The Foreign Credentials Referral Office is an organization of the Government of Canada that provides you with helpful resources such as the Planning to Work in Canada? workbook and the Working in Canada Tool. Use these resources to find important information and to develop your job-search plan.
Language skills are important for a successful career in Canada. You will need to prove your skills in English or French. This may require that you be assessed. If you need to improve your language skills, start before you come to Canada.
After you arrive, use the Government of Canada’s free settlement services which include language training, job-search help and, in some cases, job placements.
Your official education, work and identity documents are important. It is much easier for you to obtain your documents while still in your home country.
If your documents are not in English or French, you will need to have them translated. You may find more information on our website.
Regulation and Certification
Many jobs require a licence or a certificate to practise. These occupations include:
- Regulated professions
- Apprenticeable trades
It is important to note that provinces and territories may have different licensure and certification requirements. In some cases, this means that a person licensed in one province may have to apply for a different licence in order to work in another province or territory. You can use the Working in Canada Tool to find more information.
In the Canadian labour market, regulated occupations such as a pipeline engineer require a professional licence. Regulated professionals are expected to have completed several years of university or college, acquired practical experience in their chosen profession and have successfully completed a licensure examination.
It is important for you to understand how your credentials compare to those of workers in Canada.
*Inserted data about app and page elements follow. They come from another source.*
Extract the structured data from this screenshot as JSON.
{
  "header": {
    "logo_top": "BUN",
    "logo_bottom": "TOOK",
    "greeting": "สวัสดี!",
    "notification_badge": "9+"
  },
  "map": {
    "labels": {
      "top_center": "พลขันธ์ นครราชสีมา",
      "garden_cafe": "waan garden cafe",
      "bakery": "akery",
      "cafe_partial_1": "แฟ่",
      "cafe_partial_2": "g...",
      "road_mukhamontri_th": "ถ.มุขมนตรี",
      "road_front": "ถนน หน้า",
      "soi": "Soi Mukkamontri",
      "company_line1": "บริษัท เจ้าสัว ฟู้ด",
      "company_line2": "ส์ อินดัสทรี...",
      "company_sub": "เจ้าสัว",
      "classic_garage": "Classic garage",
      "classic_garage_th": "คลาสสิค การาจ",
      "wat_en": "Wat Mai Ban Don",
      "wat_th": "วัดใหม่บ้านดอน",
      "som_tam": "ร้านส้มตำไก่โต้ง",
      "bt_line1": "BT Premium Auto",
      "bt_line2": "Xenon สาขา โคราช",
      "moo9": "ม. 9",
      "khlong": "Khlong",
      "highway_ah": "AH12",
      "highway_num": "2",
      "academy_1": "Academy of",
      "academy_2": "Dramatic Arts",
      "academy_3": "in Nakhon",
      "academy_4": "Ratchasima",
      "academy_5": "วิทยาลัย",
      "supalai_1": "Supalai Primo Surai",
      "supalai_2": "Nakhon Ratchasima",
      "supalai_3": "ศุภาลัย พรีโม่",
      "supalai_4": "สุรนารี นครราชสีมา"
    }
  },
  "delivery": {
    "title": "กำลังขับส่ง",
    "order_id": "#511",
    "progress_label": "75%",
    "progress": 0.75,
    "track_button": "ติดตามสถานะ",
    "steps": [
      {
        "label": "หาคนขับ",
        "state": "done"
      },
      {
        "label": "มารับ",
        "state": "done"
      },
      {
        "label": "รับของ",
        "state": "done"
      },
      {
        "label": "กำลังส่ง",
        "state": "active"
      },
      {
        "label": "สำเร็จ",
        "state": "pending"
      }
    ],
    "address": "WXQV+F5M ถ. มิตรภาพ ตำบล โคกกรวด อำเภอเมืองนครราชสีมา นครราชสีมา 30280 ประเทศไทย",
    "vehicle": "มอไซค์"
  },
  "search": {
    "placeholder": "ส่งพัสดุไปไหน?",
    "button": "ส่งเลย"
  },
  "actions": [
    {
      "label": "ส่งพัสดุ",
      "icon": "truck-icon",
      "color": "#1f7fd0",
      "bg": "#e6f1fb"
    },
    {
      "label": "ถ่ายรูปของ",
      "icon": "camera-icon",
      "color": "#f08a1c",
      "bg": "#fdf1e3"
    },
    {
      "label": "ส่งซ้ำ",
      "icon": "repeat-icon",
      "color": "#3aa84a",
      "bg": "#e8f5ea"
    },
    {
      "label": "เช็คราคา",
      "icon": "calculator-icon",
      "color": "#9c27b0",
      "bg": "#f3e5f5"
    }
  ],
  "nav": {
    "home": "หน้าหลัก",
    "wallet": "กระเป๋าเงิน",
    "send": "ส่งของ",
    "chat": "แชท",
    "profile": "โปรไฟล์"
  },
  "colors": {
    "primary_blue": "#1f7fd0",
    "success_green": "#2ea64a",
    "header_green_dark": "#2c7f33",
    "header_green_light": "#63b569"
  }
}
For example, internationally trained individuals may work as engineers in their home country, but will find that their occupation is classified as a technician or a technologist in Canada. Most technicians and technologists are not regulated by Canadian provincial laws. However, many employers require them to be certified. The Canadian Council of Technicians and Technologists (CCTT) is responsible for granting the certificates based on national benchmarks.
Many occupations in the petroleum industry, such as industrial electricians and rig technicians, are certified trades. In these trades, you may be required to complete an apprenticeship before obtaining your certification.
Some certified trades are known as Red Seal trades. This program enables workers to work in all provinces and territories. You will also find a list of interprovincial Red Seal trades on the “Careers in Oil and Gas” website.
Global demand for gas, combined with Canada’s vast oil and gas resources and advances in technology, suggests there will be many employment opportunities in this industry for decades to come.
Jobs in the petroleum industry can be found in most provinces and territories across the country. Be proactive in your search to find a job in the occupation and location of your interest.
Make sure you understand the skills requirements for your specific occupation. The “Working in Oil and Gas” tab has a “Choose Your Future Interactive Quiz” and “Career Options” section that will help you figure out where your skills fit. Here, you will also find a list of job descriptions as well as various “Occupational Summaries.”
The “Job Seeker Tools” tab is also an excellent way to find a job in the oil and gas industry. It has links to job boards where you can view postings and submit your résumé. It also provides helpful job search tips to help you match your skills with the right job.
You will also find valuable information on various technical and professional societies and associations within the oil and gas industry. Go to the “About the Industry” section for a comprehensive list of these associations and links to their websites.
In addition, it is important for you to understand the labour market. The “HR Issues” tab on the Petroleum Human Resources Council of Canada website provides you with the latest labour market information. You will find valuable information on other human resources issues such as skill shortages and retention, career advancement opportunities and the challenges faced by the petroleum industry.